[What is needed]
Pull each line containing "active" out of the listing below.

[Material for the task]
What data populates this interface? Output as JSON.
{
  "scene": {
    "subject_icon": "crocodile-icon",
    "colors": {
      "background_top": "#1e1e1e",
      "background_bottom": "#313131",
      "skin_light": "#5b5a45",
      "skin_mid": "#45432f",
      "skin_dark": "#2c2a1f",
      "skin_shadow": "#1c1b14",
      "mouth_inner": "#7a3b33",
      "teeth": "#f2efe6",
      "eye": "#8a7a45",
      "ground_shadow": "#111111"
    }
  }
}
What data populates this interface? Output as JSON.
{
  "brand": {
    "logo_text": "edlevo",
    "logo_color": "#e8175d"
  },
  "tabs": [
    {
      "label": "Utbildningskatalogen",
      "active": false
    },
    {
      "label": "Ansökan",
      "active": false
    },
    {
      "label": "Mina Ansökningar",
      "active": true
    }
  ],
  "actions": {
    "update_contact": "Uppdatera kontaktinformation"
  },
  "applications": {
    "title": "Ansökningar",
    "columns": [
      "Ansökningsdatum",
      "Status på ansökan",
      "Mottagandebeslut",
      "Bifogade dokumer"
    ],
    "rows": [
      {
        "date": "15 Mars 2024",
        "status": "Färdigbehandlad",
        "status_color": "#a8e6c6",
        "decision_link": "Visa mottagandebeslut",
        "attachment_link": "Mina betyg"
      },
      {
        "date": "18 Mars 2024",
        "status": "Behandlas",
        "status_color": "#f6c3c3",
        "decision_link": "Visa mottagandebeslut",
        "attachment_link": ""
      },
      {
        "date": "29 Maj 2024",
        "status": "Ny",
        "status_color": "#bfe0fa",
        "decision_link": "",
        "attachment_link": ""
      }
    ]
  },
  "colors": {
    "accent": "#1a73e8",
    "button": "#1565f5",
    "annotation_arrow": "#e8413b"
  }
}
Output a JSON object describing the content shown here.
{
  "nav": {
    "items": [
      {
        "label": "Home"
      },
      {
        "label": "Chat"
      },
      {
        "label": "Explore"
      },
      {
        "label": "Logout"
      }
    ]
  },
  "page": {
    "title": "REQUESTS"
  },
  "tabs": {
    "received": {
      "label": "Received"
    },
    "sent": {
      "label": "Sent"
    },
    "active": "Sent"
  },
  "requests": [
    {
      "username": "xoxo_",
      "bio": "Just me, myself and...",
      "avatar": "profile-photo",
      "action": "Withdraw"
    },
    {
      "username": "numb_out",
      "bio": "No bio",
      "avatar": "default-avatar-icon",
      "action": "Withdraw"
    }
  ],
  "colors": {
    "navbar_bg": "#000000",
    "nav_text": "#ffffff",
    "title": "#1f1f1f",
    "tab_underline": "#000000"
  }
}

[Reply to the task]
      "active": false
      "active": false
      "active": true
    "active": "Sent"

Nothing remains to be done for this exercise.